ACTIVITY: Below are records; reply with nothing but the number of lines in them that contain "icon".

[Page and application data records]
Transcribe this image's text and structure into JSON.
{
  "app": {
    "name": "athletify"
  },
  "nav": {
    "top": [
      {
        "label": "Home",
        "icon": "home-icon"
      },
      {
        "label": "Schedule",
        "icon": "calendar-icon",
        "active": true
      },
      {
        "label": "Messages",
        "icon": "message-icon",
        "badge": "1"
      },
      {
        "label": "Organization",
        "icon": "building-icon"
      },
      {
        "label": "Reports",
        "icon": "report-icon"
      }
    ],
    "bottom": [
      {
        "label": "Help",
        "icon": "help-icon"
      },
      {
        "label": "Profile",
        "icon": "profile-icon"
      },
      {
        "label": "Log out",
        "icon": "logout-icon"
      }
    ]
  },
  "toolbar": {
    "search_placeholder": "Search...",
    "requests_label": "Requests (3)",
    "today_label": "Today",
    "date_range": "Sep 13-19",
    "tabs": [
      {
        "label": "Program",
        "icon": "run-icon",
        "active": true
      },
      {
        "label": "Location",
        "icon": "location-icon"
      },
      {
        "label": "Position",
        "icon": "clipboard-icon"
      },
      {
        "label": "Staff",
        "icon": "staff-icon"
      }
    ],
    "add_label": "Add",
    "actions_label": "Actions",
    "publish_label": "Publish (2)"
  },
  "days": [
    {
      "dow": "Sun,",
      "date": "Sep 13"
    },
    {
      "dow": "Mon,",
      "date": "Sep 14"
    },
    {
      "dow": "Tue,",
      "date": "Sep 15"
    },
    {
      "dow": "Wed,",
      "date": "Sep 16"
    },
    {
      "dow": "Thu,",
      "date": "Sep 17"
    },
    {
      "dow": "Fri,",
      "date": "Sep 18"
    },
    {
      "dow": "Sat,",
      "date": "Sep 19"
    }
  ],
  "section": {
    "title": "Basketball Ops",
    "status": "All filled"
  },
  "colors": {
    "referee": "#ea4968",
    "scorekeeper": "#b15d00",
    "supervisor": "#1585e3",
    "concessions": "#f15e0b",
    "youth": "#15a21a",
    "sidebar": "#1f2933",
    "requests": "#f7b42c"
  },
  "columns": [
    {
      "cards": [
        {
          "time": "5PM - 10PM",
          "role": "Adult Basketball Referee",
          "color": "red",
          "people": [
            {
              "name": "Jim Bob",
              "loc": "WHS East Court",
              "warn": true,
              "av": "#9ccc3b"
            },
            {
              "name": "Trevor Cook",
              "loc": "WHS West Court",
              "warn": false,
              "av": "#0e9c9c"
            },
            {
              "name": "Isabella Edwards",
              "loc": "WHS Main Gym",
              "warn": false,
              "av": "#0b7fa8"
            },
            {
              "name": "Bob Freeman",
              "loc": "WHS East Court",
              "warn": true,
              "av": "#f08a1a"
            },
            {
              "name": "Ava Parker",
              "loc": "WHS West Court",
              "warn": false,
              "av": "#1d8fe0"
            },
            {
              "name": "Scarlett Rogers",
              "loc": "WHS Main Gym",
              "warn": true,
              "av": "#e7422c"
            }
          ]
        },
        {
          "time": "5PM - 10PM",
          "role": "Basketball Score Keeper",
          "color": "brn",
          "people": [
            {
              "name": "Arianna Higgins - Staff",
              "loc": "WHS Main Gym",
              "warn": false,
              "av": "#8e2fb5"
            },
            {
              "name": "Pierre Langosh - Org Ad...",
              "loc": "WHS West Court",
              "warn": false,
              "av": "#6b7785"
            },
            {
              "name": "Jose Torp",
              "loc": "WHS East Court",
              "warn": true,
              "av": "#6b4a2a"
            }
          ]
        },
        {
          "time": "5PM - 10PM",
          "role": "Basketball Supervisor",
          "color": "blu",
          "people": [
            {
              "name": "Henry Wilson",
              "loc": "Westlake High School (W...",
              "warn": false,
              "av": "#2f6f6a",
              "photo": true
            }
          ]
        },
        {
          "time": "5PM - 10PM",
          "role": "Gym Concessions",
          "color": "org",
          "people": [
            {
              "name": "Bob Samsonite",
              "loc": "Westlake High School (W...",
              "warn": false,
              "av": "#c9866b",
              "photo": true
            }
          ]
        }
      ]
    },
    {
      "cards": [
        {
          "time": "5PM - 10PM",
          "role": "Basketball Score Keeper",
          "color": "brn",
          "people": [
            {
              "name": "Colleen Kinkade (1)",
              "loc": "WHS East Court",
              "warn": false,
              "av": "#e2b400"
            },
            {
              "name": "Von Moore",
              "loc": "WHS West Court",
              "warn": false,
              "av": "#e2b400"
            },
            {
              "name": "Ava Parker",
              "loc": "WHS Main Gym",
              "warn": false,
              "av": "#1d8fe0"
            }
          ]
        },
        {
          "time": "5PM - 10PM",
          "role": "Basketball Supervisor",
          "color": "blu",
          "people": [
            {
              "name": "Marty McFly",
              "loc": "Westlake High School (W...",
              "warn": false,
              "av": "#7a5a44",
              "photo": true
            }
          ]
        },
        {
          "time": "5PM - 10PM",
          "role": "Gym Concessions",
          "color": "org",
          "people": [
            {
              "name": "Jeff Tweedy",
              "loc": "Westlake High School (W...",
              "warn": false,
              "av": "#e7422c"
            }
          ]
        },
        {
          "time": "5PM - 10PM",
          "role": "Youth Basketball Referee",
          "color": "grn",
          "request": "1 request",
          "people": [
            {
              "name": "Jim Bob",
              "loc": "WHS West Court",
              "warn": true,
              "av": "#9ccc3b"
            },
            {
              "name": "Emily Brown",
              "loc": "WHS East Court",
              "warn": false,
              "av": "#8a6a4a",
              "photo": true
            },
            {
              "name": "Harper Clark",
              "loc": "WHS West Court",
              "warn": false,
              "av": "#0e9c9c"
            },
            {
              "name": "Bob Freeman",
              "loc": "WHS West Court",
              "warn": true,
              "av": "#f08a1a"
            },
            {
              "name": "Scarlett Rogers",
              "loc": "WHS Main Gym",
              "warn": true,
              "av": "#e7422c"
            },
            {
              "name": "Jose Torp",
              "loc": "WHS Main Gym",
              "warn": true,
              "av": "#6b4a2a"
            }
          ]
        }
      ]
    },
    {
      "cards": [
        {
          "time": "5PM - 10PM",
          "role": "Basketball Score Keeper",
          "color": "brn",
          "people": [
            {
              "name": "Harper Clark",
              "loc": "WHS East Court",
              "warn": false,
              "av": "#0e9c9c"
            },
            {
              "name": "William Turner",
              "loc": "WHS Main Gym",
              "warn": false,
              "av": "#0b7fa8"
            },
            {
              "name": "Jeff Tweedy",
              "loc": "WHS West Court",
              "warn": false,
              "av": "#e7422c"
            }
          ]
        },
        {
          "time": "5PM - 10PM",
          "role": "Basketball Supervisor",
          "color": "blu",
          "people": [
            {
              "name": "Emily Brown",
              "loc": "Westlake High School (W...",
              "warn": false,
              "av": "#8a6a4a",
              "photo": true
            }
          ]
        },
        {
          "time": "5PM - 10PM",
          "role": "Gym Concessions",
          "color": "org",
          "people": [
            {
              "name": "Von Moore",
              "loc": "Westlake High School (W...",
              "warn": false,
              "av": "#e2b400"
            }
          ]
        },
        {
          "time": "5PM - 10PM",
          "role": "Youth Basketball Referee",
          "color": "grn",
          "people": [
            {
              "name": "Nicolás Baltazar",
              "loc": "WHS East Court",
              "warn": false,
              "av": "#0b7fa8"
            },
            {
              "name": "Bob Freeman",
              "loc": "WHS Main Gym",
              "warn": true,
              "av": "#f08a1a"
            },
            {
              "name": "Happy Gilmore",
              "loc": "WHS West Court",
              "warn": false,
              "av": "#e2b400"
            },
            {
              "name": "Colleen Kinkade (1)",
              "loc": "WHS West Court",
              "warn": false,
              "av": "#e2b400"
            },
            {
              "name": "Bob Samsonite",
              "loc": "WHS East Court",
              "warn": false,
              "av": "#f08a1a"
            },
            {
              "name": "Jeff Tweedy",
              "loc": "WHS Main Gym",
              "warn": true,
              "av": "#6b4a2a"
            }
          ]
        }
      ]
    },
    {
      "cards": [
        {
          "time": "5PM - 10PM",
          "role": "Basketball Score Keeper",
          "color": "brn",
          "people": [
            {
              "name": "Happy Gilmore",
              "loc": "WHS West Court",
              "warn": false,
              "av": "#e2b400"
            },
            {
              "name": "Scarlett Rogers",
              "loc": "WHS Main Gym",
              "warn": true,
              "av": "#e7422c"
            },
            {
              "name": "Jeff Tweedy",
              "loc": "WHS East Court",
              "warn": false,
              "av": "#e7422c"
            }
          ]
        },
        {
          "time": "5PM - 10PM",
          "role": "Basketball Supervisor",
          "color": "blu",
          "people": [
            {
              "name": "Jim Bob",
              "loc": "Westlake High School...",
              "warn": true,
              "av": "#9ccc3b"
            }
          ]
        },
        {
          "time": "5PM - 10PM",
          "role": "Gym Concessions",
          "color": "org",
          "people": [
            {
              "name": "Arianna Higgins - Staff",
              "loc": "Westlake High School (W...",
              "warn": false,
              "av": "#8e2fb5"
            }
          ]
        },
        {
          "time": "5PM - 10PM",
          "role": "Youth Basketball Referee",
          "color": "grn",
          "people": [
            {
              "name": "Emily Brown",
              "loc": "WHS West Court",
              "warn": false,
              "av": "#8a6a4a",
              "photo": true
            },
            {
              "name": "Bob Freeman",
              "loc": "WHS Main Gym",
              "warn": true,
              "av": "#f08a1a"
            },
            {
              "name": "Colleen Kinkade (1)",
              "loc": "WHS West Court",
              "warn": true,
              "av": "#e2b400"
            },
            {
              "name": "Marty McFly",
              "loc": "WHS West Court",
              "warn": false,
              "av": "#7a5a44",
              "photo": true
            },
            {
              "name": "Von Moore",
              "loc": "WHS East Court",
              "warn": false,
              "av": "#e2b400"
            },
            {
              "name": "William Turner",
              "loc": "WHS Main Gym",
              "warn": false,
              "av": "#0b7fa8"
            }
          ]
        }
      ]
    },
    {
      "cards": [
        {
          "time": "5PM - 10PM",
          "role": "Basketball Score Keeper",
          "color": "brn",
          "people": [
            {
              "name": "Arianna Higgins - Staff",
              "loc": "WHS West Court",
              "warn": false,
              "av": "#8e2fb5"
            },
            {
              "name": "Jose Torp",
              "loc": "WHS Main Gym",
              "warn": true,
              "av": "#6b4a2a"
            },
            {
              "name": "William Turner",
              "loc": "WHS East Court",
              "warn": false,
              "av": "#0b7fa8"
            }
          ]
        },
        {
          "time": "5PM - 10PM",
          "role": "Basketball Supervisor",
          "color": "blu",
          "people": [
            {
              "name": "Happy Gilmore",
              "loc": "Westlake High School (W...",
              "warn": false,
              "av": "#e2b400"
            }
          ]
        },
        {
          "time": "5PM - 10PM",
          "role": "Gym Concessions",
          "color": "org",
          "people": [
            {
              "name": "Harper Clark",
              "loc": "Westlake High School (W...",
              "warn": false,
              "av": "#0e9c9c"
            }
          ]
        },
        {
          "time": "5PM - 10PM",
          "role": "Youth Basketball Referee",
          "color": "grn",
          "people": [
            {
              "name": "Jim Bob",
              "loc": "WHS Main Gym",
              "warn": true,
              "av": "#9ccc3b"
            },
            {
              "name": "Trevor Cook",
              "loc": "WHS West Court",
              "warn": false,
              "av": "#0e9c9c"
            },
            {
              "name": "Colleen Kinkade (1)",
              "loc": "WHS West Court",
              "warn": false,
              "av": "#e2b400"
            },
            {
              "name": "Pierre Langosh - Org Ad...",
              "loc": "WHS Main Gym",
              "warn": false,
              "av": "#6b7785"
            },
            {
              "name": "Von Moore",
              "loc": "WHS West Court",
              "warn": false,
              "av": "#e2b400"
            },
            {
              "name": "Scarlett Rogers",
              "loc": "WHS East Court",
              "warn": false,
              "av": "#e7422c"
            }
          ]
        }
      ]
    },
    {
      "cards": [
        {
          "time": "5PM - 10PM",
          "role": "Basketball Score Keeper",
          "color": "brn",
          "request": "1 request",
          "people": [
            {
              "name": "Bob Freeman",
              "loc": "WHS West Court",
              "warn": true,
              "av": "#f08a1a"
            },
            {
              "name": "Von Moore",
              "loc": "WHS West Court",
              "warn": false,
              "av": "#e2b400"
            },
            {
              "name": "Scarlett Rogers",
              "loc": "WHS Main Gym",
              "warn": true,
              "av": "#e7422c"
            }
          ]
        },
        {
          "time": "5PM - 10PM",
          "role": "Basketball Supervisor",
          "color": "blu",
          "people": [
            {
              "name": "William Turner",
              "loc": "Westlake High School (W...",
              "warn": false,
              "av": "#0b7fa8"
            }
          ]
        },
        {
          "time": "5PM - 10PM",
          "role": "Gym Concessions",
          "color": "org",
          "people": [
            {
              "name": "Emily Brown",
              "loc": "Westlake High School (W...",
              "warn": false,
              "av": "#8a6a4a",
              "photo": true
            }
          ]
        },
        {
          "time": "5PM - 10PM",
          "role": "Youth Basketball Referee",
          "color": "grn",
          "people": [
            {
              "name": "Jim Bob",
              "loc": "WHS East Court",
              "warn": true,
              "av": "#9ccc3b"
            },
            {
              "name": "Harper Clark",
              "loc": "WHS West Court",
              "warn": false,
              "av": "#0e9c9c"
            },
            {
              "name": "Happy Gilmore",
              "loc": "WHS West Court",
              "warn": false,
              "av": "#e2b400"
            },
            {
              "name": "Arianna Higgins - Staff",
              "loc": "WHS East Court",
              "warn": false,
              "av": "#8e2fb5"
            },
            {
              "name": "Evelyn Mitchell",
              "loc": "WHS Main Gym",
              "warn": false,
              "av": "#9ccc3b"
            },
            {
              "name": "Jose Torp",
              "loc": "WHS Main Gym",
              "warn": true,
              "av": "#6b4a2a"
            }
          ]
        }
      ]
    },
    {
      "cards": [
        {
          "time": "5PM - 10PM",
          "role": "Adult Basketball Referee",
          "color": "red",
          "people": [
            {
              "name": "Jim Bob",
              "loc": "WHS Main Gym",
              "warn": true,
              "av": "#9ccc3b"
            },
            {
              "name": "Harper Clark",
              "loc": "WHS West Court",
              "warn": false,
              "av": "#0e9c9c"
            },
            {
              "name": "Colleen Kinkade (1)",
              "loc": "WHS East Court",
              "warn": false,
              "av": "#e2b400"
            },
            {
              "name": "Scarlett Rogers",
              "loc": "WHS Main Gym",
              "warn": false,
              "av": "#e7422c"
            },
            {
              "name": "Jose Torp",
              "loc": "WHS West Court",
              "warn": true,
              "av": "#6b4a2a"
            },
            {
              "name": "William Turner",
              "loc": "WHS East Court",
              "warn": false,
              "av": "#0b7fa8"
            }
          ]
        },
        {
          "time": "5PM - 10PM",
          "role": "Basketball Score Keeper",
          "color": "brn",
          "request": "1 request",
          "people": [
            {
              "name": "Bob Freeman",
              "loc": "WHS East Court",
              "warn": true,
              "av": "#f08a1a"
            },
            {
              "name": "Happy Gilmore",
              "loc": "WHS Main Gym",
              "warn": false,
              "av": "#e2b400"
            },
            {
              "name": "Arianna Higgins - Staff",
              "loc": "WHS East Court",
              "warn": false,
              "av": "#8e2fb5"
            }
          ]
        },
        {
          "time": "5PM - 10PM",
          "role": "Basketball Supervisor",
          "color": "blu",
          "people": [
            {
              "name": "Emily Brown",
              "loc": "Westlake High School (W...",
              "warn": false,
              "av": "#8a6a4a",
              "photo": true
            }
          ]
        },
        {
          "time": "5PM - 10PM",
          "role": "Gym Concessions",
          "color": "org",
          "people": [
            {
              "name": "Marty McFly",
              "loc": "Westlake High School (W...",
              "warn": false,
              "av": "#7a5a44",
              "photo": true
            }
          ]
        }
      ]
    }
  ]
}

TASK ANSWER: 12